You’ve always dreamed of writing science fiction and fantasy tales that pull readers into extraordinary new worlds and fantastic conflicts. Best-selling author Orson Scott Card shows you how it’s done, distilling years of writing experience and publishing success into concise, no-nonsense advice. You’ll learn how to:
- utilize story elements that define the science fiction and fantasy genres
- build, populate, and dramatize a credible, inviting world your readers will want to explore
- develop the “rules” of time, space and magic that affect your world and its inhabitants
- construct a compelling story by developing ideas, characters, and events that keep readers turning pages
- find the markets for speculative fiction, reach them, and get published
- submit queries, write cover letters, find an agent, and live the life of a writer
The boundaries of your imagination are infinite. Explore them with Orson Scott Card and create fiction that casts a spell over agents, publishers, and readers from every world.
“Story was one of the many books that I read before I wrote Eragon that helped me understand how to construct plots and create characters. Though it’s is intended for screenwriters, I found McKee’s principles and advice invaluable for structuring a novel.”Robert McKee’s screenwriting workshops have earned him an international reputation for inspiring novices, refining works in progress and putting major screenwriting careers back on track. Quincy Jones, Diane Keaton, Gloria Steinem, Julia Roberts, John Cleese and David Bowie are just a few of his celebrity alumni. Writers, producers, development executives and agents all flock to his lecture series, praising it as a mesmerizing and intense learning experience.

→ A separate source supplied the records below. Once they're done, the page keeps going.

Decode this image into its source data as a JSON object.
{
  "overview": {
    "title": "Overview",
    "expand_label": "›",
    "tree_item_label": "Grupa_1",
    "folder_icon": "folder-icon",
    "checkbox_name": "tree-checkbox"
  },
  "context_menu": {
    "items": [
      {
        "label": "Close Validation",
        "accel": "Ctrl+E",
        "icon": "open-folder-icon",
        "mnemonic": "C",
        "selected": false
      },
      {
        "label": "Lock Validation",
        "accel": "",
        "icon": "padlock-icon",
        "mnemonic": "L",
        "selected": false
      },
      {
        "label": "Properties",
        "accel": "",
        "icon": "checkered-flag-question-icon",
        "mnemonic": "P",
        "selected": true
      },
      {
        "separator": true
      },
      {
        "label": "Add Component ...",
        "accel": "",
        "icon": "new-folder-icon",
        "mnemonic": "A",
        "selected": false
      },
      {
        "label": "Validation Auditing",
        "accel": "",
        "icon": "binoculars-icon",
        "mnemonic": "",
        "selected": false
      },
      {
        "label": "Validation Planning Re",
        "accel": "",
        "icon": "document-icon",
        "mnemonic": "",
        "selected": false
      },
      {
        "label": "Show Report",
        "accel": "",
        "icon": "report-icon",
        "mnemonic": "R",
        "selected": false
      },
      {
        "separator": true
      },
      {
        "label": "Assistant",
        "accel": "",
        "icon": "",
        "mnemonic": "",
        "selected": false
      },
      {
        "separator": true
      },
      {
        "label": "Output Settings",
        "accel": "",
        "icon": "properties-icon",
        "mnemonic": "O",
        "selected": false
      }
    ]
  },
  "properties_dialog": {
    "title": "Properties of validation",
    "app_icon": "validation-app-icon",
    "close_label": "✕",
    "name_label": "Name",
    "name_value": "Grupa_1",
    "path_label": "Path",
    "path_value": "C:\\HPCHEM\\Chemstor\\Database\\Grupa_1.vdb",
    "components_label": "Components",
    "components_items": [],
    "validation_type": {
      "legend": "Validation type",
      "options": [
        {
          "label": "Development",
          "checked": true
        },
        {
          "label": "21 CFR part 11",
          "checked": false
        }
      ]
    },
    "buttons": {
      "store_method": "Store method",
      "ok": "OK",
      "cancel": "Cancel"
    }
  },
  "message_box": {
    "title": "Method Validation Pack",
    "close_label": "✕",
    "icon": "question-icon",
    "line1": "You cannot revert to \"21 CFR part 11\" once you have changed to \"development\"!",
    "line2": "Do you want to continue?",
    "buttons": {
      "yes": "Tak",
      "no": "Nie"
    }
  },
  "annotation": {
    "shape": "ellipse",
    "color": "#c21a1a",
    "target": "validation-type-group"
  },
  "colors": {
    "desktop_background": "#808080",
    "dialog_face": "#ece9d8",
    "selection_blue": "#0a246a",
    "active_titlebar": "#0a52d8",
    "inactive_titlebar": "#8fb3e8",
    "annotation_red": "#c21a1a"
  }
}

In Story, McKee expands on the concepts he teaches in his $450 seminars (considered a must by industry insiders), providing readers with the most comprehensive, integrated explanation of the craft of writing for the screen. No one better understands how all the elements of a screenplay fit together, and no one is better qualified to explain the “magic” of story construction and the relationship between structure and character than Robert McKee.